Croley also stressed that the guidelines are not meant to be rigidly applied to every patient and that sound clinical judgment must be exercised.
Pharmacists will find the 2015 AGS Beers Criteria useful, if not imperative, in the care of older adult patients. Pharmacists should be aware of the latest evidence, as well as the caveats and rationales informing these new recommendations. An understanding of the rationale behind the expert guidelines can help pharmacists appreciate why specific medications are included in the list, as well assist in developing effective interventions in collaboration with prescribers of medications in this high-risk population.
- J Am Geriatr Soc. 2012;60:616–31
- J Am Geriatr Soc. 2015;8 [Epub ahead of print]
- J Am Geriatr Soc. 2015;8 [Epub ahead of print]
- J Am Geriatr Soc. 2015;8 [Epub ahead of print]
Using Beers Criteria for quality measures
Two of the guiding principles of the American Geriatric Society’s (AGS) 2015 Beers Criteria are as follows: 1) The criteria should be a starting point for a comprehensive process of identifying and improving medication appropriateness and safety, and 2) access to medications included in the 2015 AGS Beers Criteria should not be excessively restricted by prior authorization and/or health plan coverage policies.
Historically, the Beers Criteria have been well suited for clinical decision support systems and the development of quality metrics.

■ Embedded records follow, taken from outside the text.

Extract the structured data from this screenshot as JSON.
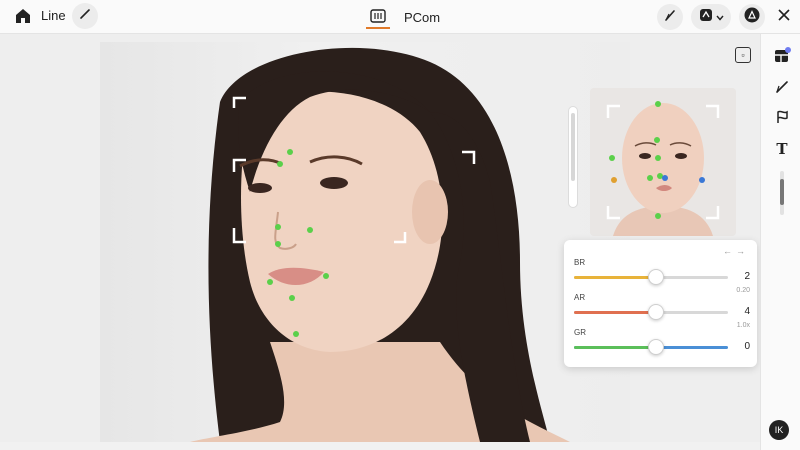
{
  "topbar": {
    "app_name": "Line",
    "document_name": "PCom",
    "icons": [
      "home-icon",
      "pencil-icon",
      "document-icon",
      "brush-icon",
      "layers-icon",
      "chevron-down-icon",
      "share-icon",
      "close-icon"
    ]
  },
  "canvas": {
    "corner_button_icon": "frame-icon"
  },
  "adjust_panel": {
    "nav_prev": "←",
    "nav_next": "→",
    "rows": [
      {
        "label": "BR",
        "meta": "",
        "value": "2",
        "level": 0.53,
        "color": "#e8b33a"
      },
      {
        "label": "AR",
        "meta": "0.20",
        "value": "4",
        "level": 0.53,
        "color": "#e07050"
      },
      {
        "label": "GR",
        "meta": "1.0x",
        "value": "0",
        "level": 0.53,
        "color": "#5bbf5a",
        "color_right": "#4a8fd6"
      }
    ]
  },
  "rail": {
    "icons": [
      "panels-icon",
      "brush-icon",
      "flag-icon",
      "text-icon"
    ],
    "text_tool_glyph": "T",
    "bottom_button": "IK"
  },
  "colors": {
    "accent_tab": "#e07a2a",
    "landmark": "#5bd04a",
    "badge": "#6f7cf0"
  }
}
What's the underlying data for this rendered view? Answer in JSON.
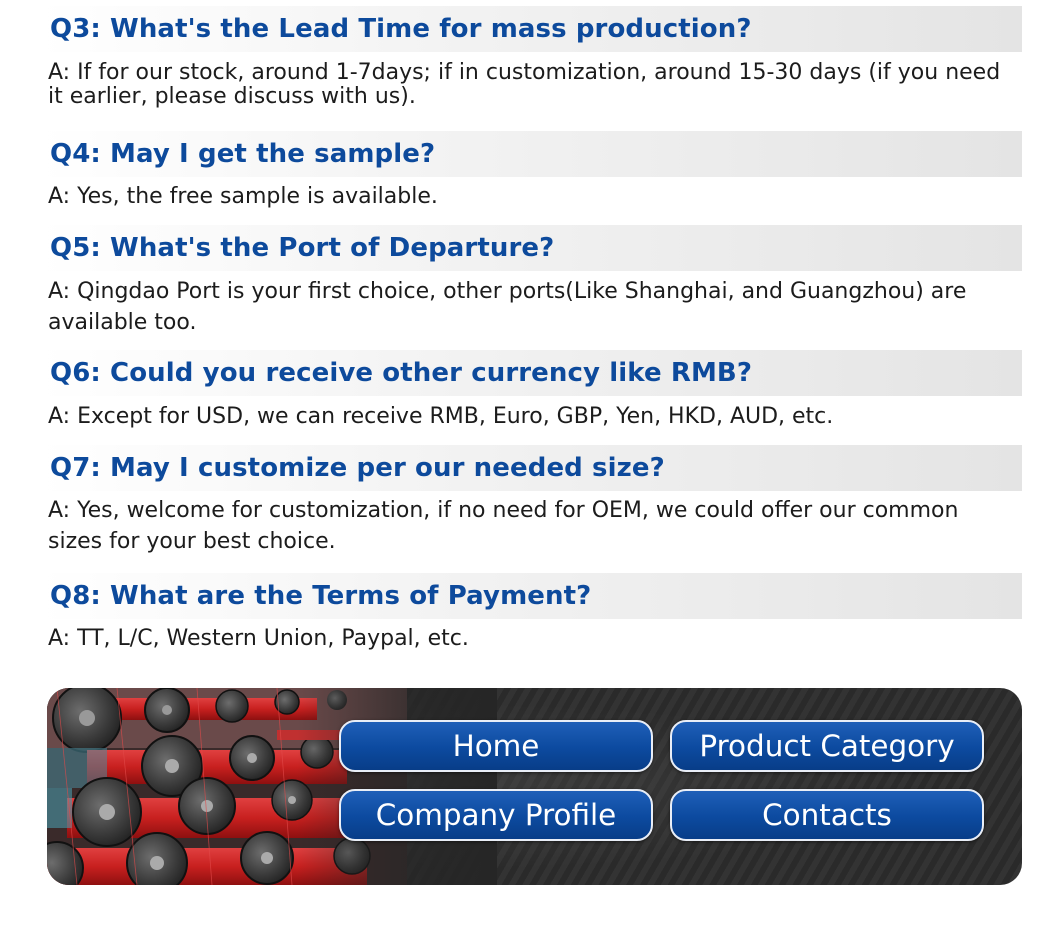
{
  "faq": [
    {
      "q": "Q3: What's the Lead Time for mass production?",
      "a": "A: If for our stock, around 1-7days; if in customization, around 15-30 days (if you need it earlier, please discuss with us)."
    },
    {
      "q": "Q4: May I get the sample?",
      "a": "A: Yes, the free sample is available."
    },
    {
      "q": "Q5: What's the Port of Departure?",
      "a": "A: Qingdao Port is your first choice, other ports(Like Shanghai, and Guangzhou) are available too."
    },
    {
      "q": "Q6: Could you receive other currency like RMB?",
      "a": "A: Except for USD, we can receive RMB, Euro, GBP, Yen, HKD, AUD, etc."
    },
    {
      "q": "Q7: May I customize per our needed size?",
      "a": "A: Yes, welcome for customization, if no need for OEM, we could offer our common sizes for your best choice."
    },
    {
      "q": "Q8: What are the Terms of Payment?",
      "a": "A: TT, L/C, Western Union, Paypal, etc."
    }
  ],
  "nav": {
    "home": "Home",
    "product_category": "Product Category",
    "company_profile": "Company Profile",
    "contacts": "Contacts"
  },
  "colors": {
    "question_blue": "#0d4a9c",
    "button_blue": "#0c4a9f",
    "thread_red": "#d42a2a"
  }
}
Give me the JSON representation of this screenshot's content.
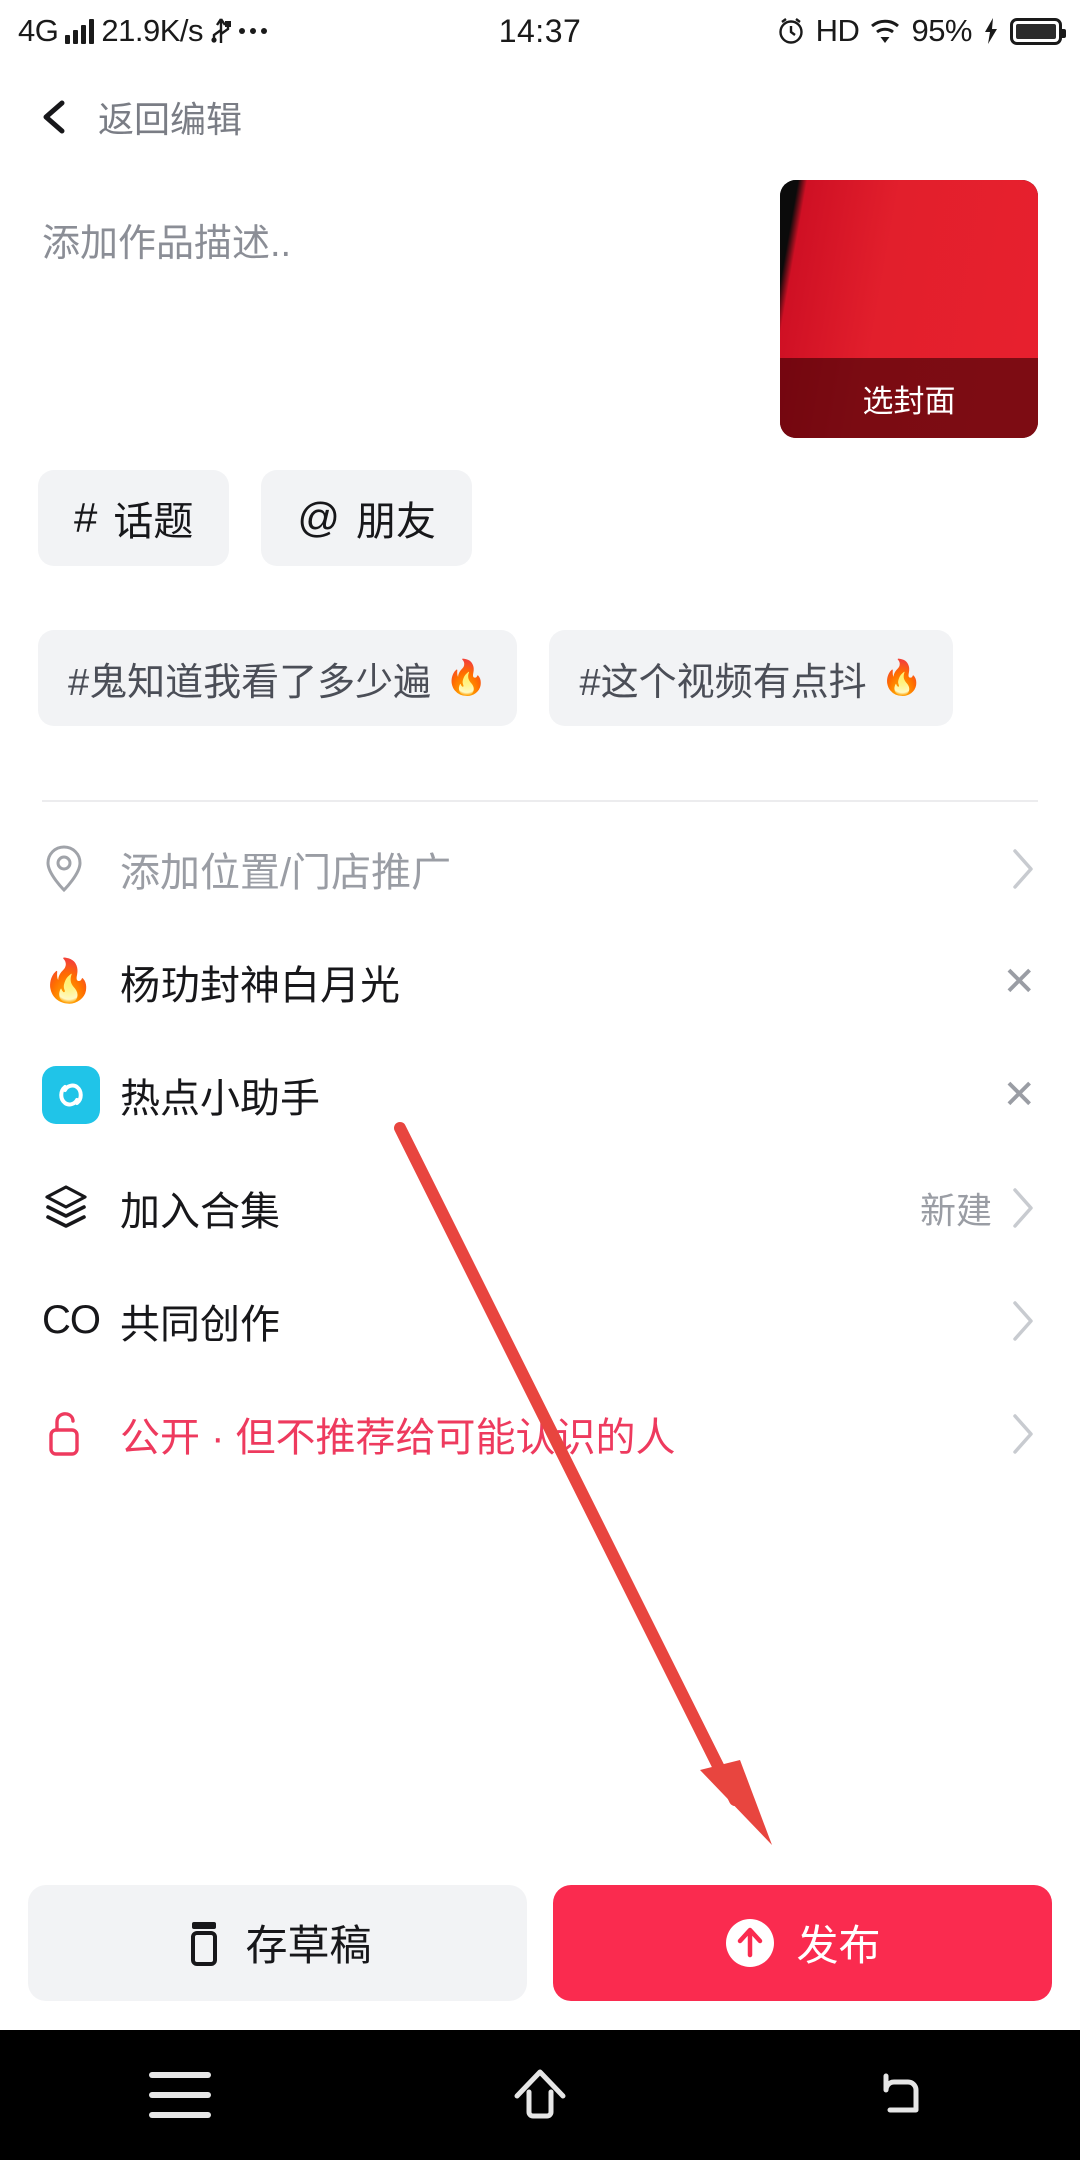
{
  "status_bar": {
    "network_type": "4G",
    "speed": "21.9K/s",
    "usb_icon": "usb-icon",
    "more_icon": "more-dots-icon",
    "time": "14:37",
    "alarm_icon": "alarm-icon",
    "hd": "HD",
    "wifi_icon": "wifi-icon",
    "battery_percent": "95%",
    "charging_icon": "charging-bolt-icon"
  },
  "top_bar": {
    "back_icon": "back-chevron-icon",
    "title": "返回编辑"
  },
  "description": {
    "placeholder": "添加作品描述..",
    "value": ""
  },
  "cover": {
    "label": "选封面",
    "color": "#e2202d"
  },
  "pills": [
    {
      "symbol": "#",
      "label": "话题",
      "icon": "hash-icon"
    },
    {
      "symbol": "@",
      "label": "朋友",
      "icon": "at-icon"
    }
  ],
  "hashtag_chips": [
    {
      "text": "#鬼知道我看了多少遍",
      "flame": "🔥"
    },
    {
      "text": "#这个视频有点抖",
      "flame": "🔥"
    }
  ],
  "rows": [
    {
      "icon": "location-pin-icon",
      "label": "添加位置/门店推广",
      "value": "",
      "trailing": "chevron"
    },
    {
      "icon": "flame-emoji-icon",
      "label": "杨玏封神白月光",
      "value": "",
      "trailing": "close"
    },
    {
      "icon": "hot-assistant-app-icon",
      "label": "热点小助手",
      "value": "",
      "trailing": "close"
    },
    {
      "icon": "layers-icon",
      "label": "加入合集",
      "value": "新建",
      "trailing": "chevron"
    },
    {
      "icon": "co-create-icon",
      "label": "共同创作",
      "value": "",
      "trailing": "chevron"
    },
    {
      "icon": "unlock-icon",
      "label": "公开 · 但不推荐给可能认识的人",
      "value": "",
      "trailing": "chevron"
    }
  ],
  "action_bar": {
    "draft_label": "存草稿",
    "draft_icon": "draft-box-icon",
    "publish_label": "发布",
    "publish_icon": "upload-arrow-icon",
    "publish_color": "#fa2b4f"
  },
  "nav_bar": {
    "recents_icon": "menu-icon",
    "home_icon": "home-icon",
    "back_icon": "back-arrow-icon"
  },
  "annotation": {
    "arrow_color": "#e8453f",
    "points_to": "发布"
  }
}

However, they work best when suggestions for alternative therapies accompany alerts about high-risk medications. The Beers Criteria are reasonable to use for performance measurement across large groups of patients and providers but should not be used to judge care for any individual patient.
According to Julie Kuhle, BSPharm, vice president of measure operations at Pharmacy Quality Alliance and an expert in how quality metrics are developed and implemented by third-party payers and national quality initiatives, the Beers Criteria are used by the National Committee for Quality Assurance (NCQA) and the Pharmacy Quality Alliance (PQA) to designate the quality measure Use of High-Risk Medications in the Elderly (HRM).
“The previous update of the Beers Criteria was done in 2012, and the HRM measure was revised by the PQA and NCQA based on that update,” Kuhle told Today. “A number of stakeholders use the HRM measure for quality measurement. For example, [CMS uses] the HRM measure to monitor and evaluate the quality of care for Medicare beneficiaries by prescription drug plans. Poor performance with the HRM measure may negatively affect a health care plan’s quality ratings,” she said.
Kuhle noted that PQA will review the 2015 Beers Criteria to determine what changes will be made to PQA’s HRM measure. The measure only includes medications from Table 2: 2015 AGS Beers Criteria for Potentially Inappropriate Medication Use in Older Adults and only includes products that are prescription drugs, whereas the AGS recommendation indicates the term “avoid,” she pointed out.
In addition, Kuhle said, the measure is calculated using only prescription claims data, so it cannot consider caveats based on diagnosis. “For example, a medication with the recommendation ‘avoid use as an antihypertensive’ will not be included because the diagnosis of hypertension is not available for use in the measure,” Kuhle said. The measure considers inclusion of medications with caveats if the caveat can be measured reliably from prescription drug claims data.
Kuhle also noted that CMS uses this measure in the Star Ratings program for Part D prescription drug plans. Once changes are made to PQA’s HRM measure, based on the 2015 AGS Beers Criteria, PQA will notify CMS of the change. When this measure was updated in 2012, CMS notified plans and the public on multiple occasions about when the newly updated measure may be implemented. “Each year, CMS proposes changes to the Star Ratings through the Request for Comments and Call Letter processes, and plans and other stakeholders have the opportunity to comment before the proposals are finalized,” Kuhle said.